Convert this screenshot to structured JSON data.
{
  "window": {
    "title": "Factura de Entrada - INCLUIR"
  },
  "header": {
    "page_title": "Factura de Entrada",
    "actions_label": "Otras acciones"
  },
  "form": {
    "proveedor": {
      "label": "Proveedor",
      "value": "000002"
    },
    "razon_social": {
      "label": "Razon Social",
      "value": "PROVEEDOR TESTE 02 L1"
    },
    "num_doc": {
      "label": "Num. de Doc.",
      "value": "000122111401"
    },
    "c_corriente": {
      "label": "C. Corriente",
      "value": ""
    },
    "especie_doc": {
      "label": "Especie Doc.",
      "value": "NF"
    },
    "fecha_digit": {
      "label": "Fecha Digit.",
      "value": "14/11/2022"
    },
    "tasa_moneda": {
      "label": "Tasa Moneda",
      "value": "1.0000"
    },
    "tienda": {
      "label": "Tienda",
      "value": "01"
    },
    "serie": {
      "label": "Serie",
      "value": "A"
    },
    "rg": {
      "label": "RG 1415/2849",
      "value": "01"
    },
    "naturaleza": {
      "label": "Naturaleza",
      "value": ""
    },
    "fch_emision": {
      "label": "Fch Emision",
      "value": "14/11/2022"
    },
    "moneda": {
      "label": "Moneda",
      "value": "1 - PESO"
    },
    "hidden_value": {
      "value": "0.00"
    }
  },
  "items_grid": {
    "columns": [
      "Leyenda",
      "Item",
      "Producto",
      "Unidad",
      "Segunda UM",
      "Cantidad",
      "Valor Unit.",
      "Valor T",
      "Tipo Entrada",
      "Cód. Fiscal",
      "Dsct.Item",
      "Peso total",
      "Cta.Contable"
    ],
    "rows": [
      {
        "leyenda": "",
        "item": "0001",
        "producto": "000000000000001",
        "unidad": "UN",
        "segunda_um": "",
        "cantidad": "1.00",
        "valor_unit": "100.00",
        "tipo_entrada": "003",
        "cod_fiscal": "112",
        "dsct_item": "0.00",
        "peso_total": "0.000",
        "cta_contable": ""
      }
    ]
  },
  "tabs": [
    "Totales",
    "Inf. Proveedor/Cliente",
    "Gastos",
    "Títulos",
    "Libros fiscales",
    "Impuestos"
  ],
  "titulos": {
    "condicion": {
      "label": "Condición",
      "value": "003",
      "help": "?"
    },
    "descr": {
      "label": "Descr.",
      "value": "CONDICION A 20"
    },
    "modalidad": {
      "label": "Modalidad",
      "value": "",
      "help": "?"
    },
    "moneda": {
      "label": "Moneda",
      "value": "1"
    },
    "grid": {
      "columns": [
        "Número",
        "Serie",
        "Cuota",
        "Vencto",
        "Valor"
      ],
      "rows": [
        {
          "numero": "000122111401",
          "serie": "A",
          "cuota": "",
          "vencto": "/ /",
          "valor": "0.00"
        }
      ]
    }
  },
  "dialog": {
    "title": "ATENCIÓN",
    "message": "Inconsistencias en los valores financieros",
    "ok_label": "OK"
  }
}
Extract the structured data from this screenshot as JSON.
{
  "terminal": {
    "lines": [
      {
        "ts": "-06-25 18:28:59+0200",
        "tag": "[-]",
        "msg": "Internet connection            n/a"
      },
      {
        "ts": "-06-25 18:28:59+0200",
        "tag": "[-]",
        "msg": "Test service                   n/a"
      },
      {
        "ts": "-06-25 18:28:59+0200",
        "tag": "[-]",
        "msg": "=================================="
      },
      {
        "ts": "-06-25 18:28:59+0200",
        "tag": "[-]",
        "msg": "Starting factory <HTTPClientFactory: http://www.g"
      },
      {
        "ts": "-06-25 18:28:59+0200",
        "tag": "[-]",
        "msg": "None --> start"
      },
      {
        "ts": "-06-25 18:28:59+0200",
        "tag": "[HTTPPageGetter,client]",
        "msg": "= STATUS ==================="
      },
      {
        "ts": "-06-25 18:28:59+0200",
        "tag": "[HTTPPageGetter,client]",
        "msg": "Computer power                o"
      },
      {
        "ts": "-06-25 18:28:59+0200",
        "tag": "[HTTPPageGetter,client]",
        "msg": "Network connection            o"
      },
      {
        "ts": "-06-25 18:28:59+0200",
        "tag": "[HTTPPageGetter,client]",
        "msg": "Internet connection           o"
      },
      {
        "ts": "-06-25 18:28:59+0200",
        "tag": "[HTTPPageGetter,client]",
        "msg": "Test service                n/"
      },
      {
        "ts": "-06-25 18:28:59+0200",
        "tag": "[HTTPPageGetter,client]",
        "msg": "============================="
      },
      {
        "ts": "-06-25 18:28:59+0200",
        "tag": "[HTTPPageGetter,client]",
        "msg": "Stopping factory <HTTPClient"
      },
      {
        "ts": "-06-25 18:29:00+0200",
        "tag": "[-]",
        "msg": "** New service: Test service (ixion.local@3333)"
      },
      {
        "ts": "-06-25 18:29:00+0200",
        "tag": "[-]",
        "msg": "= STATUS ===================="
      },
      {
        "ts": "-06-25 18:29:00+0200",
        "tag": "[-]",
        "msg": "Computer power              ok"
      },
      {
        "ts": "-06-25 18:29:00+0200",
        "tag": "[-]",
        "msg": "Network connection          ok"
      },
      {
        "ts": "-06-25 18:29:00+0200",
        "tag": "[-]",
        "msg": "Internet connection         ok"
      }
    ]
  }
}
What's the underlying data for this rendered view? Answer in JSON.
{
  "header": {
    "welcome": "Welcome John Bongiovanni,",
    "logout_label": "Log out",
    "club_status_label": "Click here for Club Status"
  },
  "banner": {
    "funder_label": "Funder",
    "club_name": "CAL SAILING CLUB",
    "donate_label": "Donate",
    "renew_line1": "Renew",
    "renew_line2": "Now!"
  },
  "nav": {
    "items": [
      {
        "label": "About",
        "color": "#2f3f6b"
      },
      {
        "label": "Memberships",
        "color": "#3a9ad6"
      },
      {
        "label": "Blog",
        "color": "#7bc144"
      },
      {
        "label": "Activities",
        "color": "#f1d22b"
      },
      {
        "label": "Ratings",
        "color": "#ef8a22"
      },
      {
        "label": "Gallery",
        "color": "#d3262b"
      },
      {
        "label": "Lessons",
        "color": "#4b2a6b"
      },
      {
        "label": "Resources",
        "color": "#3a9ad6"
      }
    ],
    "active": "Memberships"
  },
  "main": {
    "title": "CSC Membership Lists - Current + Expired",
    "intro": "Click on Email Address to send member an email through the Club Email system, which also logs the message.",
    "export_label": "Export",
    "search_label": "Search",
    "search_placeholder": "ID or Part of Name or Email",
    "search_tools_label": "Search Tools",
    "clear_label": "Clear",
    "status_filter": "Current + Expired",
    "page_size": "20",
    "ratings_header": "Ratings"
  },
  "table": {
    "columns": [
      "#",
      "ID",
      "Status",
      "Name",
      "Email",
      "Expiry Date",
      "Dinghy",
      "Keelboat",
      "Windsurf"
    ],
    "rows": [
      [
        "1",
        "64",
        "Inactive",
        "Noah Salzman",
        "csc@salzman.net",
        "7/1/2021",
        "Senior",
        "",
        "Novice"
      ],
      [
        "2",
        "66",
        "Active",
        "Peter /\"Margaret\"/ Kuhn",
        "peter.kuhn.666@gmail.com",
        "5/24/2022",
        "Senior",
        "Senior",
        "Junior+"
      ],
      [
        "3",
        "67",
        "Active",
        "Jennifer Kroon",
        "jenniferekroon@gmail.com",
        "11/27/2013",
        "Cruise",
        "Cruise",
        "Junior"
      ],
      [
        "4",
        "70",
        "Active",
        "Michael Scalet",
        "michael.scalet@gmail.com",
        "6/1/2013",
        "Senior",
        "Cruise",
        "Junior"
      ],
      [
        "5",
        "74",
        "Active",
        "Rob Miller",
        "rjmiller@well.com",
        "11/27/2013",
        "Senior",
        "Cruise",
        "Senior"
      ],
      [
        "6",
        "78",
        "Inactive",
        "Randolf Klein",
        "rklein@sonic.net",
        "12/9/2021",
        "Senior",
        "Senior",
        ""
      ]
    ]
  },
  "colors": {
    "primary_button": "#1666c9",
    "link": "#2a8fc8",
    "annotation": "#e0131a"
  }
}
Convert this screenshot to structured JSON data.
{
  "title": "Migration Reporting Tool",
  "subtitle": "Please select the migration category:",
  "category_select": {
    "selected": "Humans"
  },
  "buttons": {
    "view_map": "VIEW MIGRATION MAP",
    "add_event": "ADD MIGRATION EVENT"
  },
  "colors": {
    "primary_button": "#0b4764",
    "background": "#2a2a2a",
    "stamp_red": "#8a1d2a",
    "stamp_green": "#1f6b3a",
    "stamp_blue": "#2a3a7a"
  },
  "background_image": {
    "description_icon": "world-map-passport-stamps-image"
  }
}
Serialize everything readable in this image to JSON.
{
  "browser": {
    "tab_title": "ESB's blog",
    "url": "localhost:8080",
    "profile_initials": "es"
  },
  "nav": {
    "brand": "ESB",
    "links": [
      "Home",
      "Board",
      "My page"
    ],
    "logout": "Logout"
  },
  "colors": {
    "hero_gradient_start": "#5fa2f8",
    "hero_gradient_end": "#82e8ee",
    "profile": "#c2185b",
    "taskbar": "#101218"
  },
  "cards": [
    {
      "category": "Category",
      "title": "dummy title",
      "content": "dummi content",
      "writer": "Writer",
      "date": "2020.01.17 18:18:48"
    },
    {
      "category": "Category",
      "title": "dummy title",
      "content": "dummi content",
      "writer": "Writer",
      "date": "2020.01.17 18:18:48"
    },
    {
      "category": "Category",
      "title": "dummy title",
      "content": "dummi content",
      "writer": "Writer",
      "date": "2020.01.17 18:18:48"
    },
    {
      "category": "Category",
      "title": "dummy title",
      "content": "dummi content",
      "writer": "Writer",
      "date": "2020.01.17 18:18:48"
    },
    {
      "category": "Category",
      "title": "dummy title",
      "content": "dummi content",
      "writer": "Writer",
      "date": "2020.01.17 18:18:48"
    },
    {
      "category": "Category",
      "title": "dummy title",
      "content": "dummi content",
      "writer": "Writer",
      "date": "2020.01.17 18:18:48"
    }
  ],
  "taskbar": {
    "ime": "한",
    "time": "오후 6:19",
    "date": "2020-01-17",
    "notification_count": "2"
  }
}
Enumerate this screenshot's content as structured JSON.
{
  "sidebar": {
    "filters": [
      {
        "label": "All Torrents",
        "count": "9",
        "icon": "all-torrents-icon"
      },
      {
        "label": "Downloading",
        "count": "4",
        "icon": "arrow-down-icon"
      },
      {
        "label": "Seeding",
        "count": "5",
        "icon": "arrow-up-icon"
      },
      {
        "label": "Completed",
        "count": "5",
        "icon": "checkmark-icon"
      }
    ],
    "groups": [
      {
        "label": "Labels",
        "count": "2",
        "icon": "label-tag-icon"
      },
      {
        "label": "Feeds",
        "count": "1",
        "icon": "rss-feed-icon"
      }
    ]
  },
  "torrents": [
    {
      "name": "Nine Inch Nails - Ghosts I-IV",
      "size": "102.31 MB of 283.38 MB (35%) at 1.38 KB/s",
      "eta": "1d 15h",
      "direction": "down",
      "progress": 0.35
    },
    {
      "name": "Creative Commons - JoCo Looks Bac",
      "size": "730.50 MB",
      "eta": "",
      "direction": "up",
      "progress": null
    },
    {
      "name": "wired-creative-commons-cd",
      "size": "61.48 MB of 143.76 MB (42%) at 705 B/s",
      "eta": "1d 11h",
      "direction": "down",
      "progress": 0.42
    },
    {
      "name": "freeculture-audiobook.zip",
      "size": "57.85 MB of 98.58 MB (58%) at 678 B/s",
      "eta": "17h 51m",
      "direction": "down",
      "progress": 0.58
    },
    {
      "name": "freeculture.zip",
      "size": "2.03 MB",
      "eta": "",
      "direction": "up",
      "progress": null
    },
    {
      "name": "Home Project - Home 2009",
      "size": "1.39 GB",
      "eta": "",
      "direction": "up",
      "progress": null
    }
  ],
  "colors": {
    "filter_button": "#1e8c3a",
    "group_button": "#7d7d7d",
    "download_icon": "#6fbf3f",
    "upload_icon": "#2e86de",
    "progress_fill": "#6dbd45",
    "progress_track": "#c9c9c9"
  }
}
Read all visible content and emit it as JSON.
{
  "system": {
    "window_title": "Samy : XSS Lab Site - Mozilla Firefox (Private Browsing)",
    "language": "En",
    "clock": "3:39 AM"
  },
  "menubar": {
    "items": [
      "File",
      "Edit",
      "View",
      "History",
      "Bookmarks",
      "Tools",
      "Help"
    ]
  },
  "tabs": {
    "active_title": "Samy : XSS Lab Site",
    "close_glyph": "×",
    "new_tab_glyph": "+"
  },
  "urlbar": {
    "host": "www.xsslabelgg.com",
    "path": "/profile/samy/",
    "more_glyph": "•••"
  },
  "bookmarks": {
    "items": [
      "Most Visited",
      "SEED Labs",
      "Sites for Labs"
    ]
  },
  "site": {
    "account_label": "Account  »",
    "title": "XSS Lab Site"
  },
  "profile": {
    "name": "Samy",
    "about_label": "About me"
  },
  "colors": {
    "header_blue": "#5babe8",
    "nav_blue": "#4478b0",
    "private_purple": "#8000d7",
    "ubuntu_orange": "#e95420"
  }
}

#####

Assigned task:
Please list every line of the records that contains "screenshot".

Written answer:
Convert this screenshot to structured JSON data.
Extract the structured data from this screenshot as JSON.
Convert this screenshot to structured JSON data.
Enumerate this screenshot's content as structured JSON.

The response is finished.